An old Black spiritual runs: "Were you there when they crucified the Lord?" A lot of people are asking the wealthy vacationing politicians: "Were you there in New Orleans when Katrina wiped it out?" The president was quoted as saying that he wished to be "thoughtful and sensitive" to the suffering and dying refugees, but that he also had his own life to live. That's why he continued his vacation instead of immediately responding to the crisis. All that the poor and displaced had were their own lives to lose. The disaster relief was terribly bungled by those entrusted with the protection of the American people, as the many floating corpses mutely testify. The government also knew well in advance what dangers threatened that area, but did nothing in the way of prevention .
Blessed Mother Teresa was once asked why so many people died in natural disasters in Third World countries, and so few in First World countries. She said, because they are ready, unlike those in the rich countries. Their souls are already close to God; they'll go to Him when they die. We're going to see a very high death toll in the Gulf Coast disaster. Perhaps it is because the dead, mostly poor and elderly people of faith, are among those ready to meet their Lord. No politicians are dying there; God is giving them a little more time to repent.
New Orleans has become a big toxic toilet bowl, and some people are wondering if it is worth even trying to rebuild it. Perhaps many of the refugees will end up with a better life elsewhere, and hopefully the dead are already living a better life. The one fortunate thing is that the raging hurricane has brought the wrath of God upon the myriad brothels, casinos, and other houses of sin that blanketed the area, so in a spiritual sense, the place has actually been cleansed. The disaster also has, as disasters often do, brought out the best and the worst in human nature, as we see rage, looting, and violence side by side with compassion, selfless labors and tireless loving care for the helpless and disabled. I just wrote yesterday about the joy and the music in creation. It may be hard to hear it in such circumstances, but knowing that it's still there means that tragedy and unremitting sufferings are not the last word on life. The cross can only be endured in the light of the resurrection. The hope that the deeper mystery of life is the all-sustaining love of God is something that must be held on to, lest we despair.
So what are we to do? One commentator noticed that most people are just waiting for gas prices to go down, and for the end of whatever economic fallout there might be from the hurricane, so they can get on with their lives -- just like the president. But what kind of lives are we getting on with? We must expect that disasters like this (and worse) are going to continue to happen, and one day it will not be to "them" but to us. We're not used to this, but we're going to have to be. One major relief organization stated that they usually serve the Third World countries, but hurricane Katrina has brought Third World conditions to the Gulf Coast. Think of it: millions of people live in those conditions all the time. We have to learn to look at life more from a spiritual than an economic perspective. We have to discipline ourselves to be ready to endure, and ready to help those who are unable to endure, whatever life sends. We have to be among the poor of spirit who are always ready to meet their Lord. It's clear that we cannot rely on the government and politicians to look after our best interests, when they are so shamefully caught up in their own.

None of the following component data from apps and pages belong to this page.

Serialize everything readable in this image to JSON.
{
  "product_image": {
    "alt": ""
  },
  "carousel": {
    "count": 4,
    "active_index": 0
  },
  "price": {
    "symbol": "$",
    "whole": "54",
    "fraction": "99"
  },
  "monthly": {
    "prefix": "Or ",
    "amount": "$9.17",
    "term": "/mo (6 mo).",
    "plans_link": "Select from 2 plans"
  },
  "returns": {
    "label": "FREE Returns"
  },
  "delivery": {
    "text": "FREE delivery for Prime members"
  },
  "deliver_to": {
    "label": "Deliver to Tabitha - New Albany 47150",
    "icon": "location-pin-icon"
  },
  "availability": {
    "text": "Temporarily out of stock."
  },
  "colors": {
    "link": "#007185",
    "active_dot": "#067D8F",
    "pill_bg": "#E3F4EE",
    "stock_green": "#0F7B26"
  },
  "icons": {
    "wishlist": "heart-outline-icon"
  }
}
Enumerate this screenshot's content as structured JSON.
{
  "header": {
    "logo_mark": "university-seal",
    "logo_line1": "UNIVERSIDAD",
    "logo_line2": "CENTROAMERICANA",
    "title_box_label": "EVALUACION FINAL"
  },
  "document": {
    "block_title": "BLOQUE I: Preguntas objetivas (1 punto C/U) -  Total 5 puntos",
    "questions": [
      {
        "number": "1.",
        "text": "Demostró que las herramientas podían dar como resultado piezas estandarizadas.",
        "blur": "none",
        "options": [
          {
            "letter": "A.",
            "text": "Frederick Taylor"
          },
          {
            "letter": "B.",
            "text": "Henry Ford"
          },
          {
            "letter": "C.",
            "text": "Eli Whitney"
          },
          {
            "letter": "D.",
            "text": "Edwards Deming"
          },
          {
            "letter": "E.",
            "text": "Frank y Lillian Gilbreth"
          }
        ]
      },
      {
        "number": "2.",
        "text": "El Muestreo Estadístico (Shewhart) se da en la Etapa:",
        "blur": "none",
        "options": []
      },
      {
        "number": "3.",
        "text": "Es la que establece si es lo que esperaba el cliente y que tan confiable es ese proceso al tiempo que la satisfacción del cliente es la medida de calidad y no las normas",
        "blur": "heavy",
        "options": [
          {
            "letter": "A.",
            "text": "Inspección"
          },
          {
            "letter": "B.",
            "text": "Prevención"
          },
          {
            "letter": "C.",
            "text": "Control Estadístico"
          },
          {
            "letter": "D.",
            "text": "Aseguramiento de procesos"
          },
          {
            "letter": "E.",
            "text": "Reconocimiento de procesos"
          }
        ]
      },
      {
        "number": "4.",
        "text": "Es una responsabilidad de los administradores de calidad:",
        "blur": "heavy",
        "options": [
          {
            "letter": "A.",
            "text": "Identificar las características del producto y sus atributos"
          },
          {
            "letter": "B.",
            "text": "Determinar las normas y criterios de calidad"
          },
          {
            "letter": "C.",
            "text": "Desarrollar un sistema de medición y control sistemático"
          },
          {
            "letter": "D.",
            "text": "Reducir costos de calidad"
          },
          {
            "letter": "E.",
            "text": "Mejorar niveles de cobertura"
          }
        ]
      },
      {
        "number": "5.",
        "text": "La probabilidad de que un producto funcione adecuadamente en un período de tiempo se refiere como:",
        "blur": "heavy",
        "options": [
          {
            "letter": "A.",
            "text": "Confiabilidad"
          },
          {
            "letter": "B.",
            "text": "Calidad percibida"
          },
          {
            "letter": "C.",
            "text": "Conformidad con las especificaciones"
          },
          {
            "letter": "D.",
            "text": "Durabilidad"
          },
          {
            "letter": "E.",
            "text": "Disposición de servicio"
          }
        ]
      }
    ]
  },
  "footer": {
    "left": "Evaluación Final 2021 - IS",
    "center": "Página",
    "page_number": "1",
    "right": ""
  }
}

Were you there? Most of us weren't, neither on Calvary nor in New Orleans, nor on the many Calvaries across the war- disease- and poverty-torn world. But we can pray, we can give alms, we can be available to help in whatever way we are able. We can carry our own crosses with patience and trust, counting our blessings but not the cost of giving ourselves in service of others. The real heroes in these troubled times are those who go out of their way to help those in need, for whatever we do for the least of Jesus' brethren, we do for Him.